↓↓↓

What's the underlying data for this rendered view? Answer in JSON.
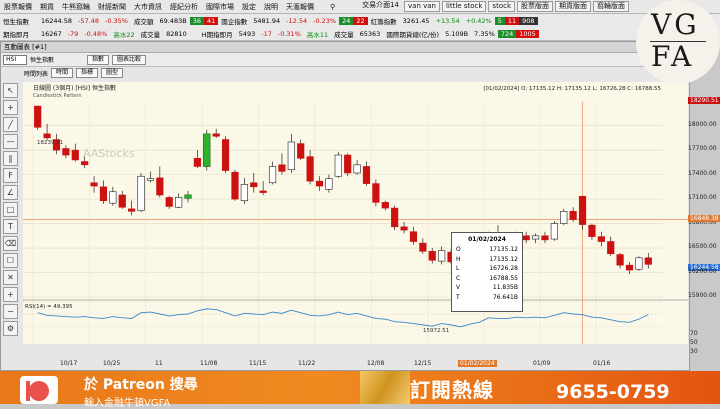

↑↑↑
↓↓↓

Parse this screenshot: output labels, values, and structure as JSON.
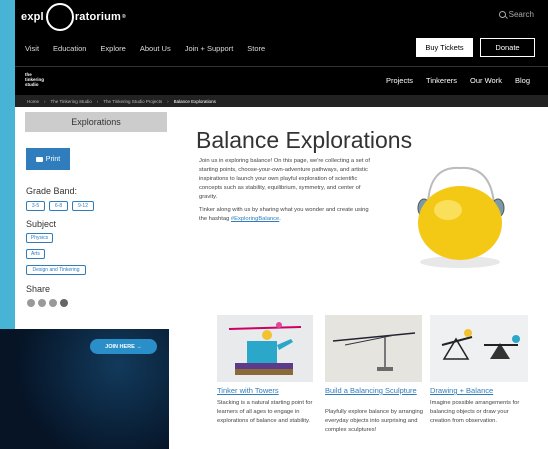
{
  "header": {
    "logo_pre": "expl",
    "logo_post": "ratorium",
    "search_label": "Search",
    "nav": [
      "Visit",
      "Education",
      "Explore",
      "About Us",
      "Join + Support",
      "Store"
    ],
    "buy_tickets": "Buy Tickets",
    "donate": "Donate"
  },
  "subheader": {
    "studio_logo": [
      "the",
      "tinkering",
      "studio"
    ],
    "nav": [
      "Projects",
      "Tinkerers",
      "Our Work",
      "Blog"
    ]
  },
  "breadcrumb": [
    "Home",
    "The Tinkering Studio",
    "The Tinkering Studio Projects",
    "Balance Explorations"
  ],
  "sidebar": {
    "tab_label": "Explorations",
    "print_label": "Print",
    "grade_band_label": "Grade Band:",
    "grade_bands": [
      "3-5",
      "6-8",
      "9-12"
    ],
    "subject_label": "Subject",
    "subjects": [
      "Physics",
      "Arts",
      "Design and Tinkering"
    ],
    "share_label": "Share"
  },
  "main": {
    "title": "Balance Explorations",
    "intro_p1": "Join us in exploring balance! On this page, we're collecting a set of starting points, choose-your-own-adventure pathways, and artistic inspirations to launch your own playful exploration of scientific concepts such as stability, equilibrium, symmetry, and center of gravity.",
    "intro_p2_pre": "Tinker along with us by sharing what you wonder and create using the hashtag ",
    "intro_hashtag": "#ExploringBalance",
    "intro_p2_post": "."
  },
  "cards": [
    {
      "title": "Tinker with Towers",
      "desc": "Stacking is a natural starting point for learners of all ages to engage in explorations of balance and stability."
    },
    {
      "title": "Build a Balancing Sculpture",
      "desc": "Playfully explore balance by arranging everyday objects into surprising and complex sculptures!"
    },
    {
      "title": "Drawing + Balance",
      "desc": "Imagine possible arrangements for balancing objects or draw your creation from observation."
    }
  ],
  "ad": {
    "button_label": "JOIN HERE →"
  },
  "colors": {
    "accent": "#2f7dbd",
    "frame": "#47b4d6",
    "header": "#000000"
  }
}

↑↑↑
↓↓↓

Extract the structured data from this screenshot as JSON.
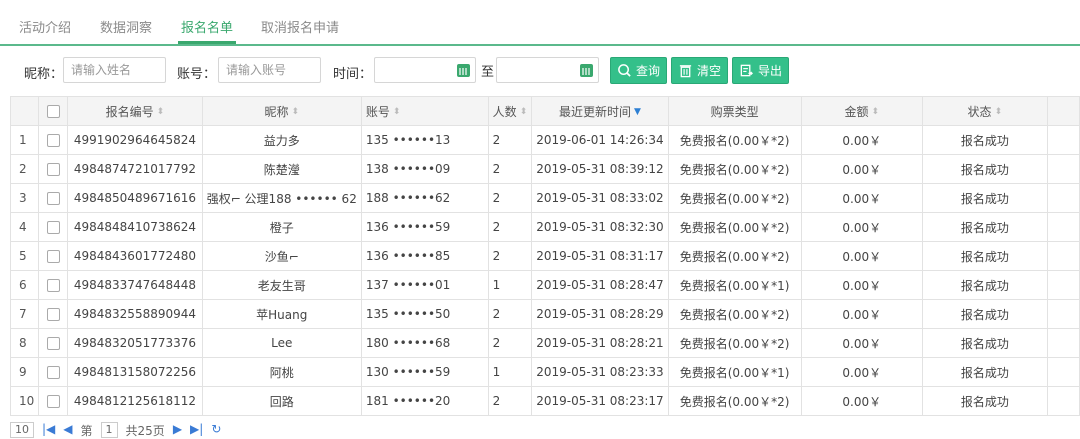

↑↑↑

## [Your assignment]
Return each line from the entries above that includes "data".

## [The answer]
What's the underlying data for this rendered view? Answer in JSON.
Extract the structured data from this screenshot as JSON.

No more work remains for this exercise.